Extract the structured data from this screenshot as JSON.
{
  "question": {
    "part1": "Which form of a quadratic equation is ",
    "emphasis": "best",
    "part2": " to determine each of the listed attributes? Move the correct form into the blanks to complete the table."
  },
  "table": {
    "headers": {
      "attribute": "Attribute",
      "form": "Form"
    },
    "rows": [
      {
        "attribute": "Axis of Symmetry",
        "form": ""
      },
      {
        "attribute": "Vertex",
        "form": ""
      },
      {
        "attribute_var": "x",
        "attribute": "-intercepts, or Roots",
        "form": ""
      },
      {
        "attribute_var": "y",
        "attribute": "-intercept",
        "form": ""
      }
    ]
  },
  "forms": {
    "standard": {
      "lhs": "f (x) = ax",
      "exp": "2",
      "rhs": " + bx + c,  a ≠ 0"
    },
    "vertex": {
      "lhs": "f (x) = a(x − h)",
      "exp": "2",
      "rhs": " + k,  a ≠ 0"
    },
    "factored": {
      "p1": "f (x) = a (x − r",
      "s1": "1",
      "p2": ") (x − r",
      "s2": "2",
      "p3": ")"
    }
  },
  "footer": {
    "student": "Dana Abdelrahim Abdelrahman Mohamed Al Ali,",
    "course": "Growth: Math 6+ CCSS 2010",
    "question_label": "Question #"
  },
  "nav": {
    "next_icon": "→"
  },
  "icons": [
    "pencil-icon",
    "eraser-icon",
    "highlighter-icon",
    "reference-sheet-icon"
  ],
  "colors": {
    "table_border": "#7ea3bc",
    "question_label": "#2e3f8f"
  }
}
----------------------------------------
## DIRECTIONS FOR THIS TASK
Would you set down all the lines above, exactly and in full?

## ANSWER TO THE PROBLEM
Extract the structured data from this screenshot as JSON.
{
  "question": {
    "part1": "Which form of a quadratic equation is ",
    "emphasis": "best",
    "part2": " to determine each of the listed attributes? Move the correct form into the blanks to complete the table."
  },
  "table": {
    "headers": {
      "attribute": "Attribute",
      "form": "Form"
    },
    "rows": [
      {
        "attribute": "Axis of Symmetry",
        "form": ""
      },
      {
        "attribute": "Vertex",
        "form": ""
      },
      {
        "attribute_var": "x",
        "attribute": "-intercepts, or Roots",
        "form": ""
      },
      {
        "attribute_var": "y",
        "attribute": "-intercept",
        "form": ""
      }
    ]
  },
  "forms": {
    "standard": {
      "lhs": "f (x) = ax",
      "exp": "2",
      "rhs": " + bx + c,  a ≠ 0"
    },
    "vertex": {
      "lhs": "f (x) = a(x − h)",
      "exp": "2",
      "rhs": " + k,  a ≠ 0"
    },
    "factored": {
      "p1": "f (x) = a (x − r",
      "s1": "1",
      "p2": ") (x − r",
      "s2": "2",
      "p3": ")"
    }
  },
  "footer": {
    "student": "Dana Abdelrahim Abdelrahman Mohamed Al Ali,",
    "course": "Growth: Math 6+ CCSS 2010",
    "question_label": "Question #"
  },
  "nav": {
    "next_icon": "→"
  },
  "icons": [
    "pencil-icon",
    "eraser-icon",
    "highlighter-icon",
    "reference-sheet-icon"
  ],
  "colors": {
    "table_border": "#7ea3bc",
    "question_label": "#2e3f8f"
  }
}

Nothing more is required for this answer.